--- Task objective ---
Wherever "placeholder" turns up in the entries, copy out the line that holds it.

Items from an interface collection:
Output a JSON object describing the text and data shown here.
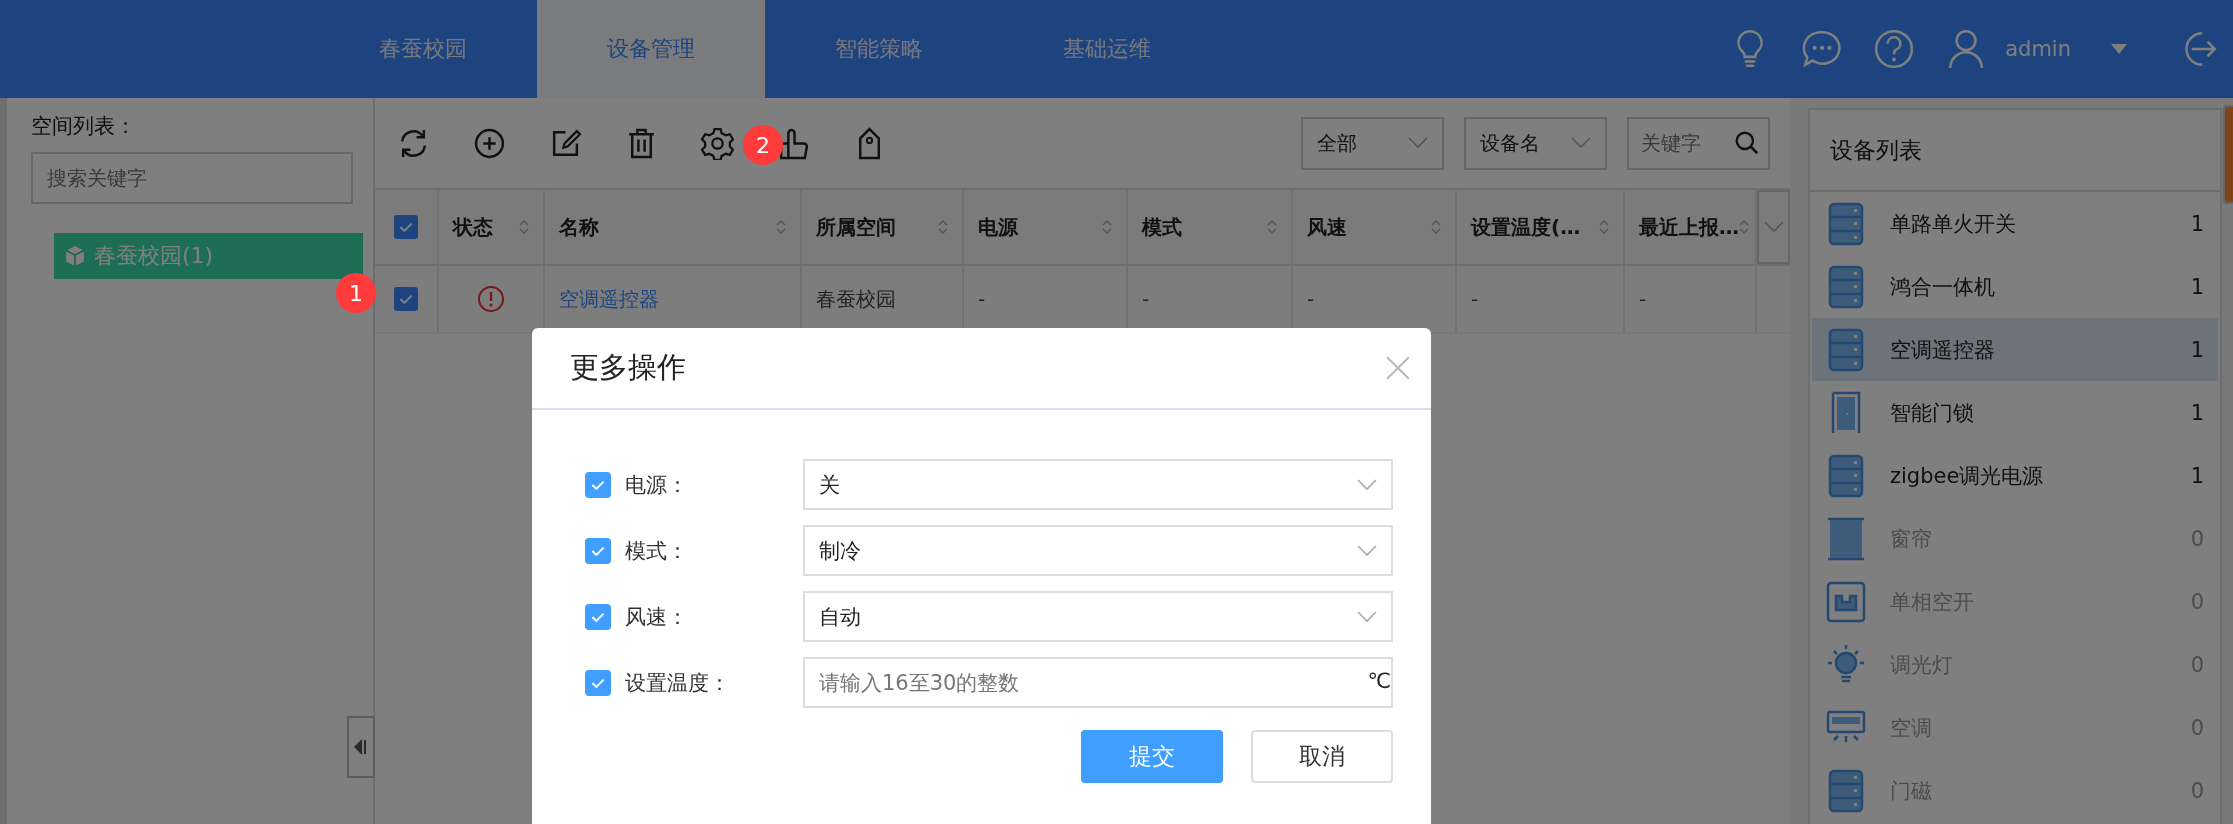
{
  "nav": {
    "tabs": [
      {
        "label": "春蚕校园",
        "selected": false
      },
      {
        "label": "设备管理",
        "selected": true
      },
      {
        "label": "智能策略",
        "selected": false
      },
      {
        "label": "基础运维",
        "selected": false
      }
    ],
    "username": "admin"
  },
  "space_panel": {
    "title": "空间列表：",
    "search": {
      "placeholder": "搜索关键字"
    },
    "tree": [
      {
        "label": "春蚕校园(1)",
        "selected": true
      }
    ]
  },
  "filters": {
    "type_select": "全部",
    "field_select": "设备名",
    "keyword": {
      "placeholder": "关键字"
    }
  },
  "table": {
    "all_checked": true,
    "columns": [
      "状态",
      "名称",
      "所属空间",
      "电源",
      "模式",
      "风速",
      "设置温度(…",
      "最近上报…"
    ],
    "rows": [
      {
        "checked": true,
        "alert": true,
        "name": "空调遥控器",
        "space": "春蚕校园",
        "values": [
          "-",
          "-",
          "-",
          "-",
          "-"
        ]
      }
    ]
  },
  "device_panel": {
    "title": "设备列表",
    "items": [
      {
        "name": "单路单火开关",
        "count": "1",
        "kind": "server",
        "selected": false,
        "disabled": false
      },
      {
        "name": "鸿合一体机",
        "count": "1",
        "kind": "server",
        "selected": false,
        "disabled": false
      },
      {
        "name": "空调遥控器",
        "count": "1",
        "kind": "server",
        "selected": true,
        "disabled": false
      },
      {
        "name": "智能门锁",
        "count": "1",
        "kind": "door",
        "selected": false,
        "disabled": false
      },
      {
        "name": "zigbee调光电源",
        "count": "1",
        "kind": "server",
        "selected": false,
        "disabled": false
      },
      {
        "name": "窗帘",
        "count": "0",
        "kind": "curtain",
        "selected": false,
        "disabled": true
      },
      {
        "name": "单相空开",
        "count": "0",
        "kind": "breaker",
        "selected": false,
        "disabled": true
      },
      {
        "name": "调光灯",
        "count": "0",
        "kind": "bulb",
        "selected": false,
        "disabled": true
      },
      {
        "name": "空调",
        "count": "0",
        "kind": "aircon",
        "selected": false,
        "disabled": true
      },
      {
        "name": "门磁",
        "count": "0",
        "kind": "server",
        "selected": false,
        "disabled": true
      }
    ]
  },
  "dialog": {
    "title": "更多操作",
    "fields": [
      {
        "label": "电源：",
        "checked": true,
        "kind": "select",
        "value": "关"
      },
      {
        "label": "模式：",
        "checked": true,
        "kind": "select",
        "value": "制冷"
      },
      {
        "label": "风速：",
        "checked": true,
        "kind": "select",
        "value": "自动"
      },
      {
        "label": "设置温度：",
        "checked": true,
        "kind": "input",
        "placeholder": "请输入16至30的整数",
        "unit": "℃"
      }
    ],
    "buttons": [
      {
        "label": "提交",
        "primary": true
      },
      {
        "label": "取消",
        "primary": false
      }
    ]
  },
  "markers": [
    "1",
    "2"
  ]
}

--- Response below ---
      "placeholder": "搜索关键字"
      "placeholder": "关键字"
        "placeholder": "请输入16至30的整数",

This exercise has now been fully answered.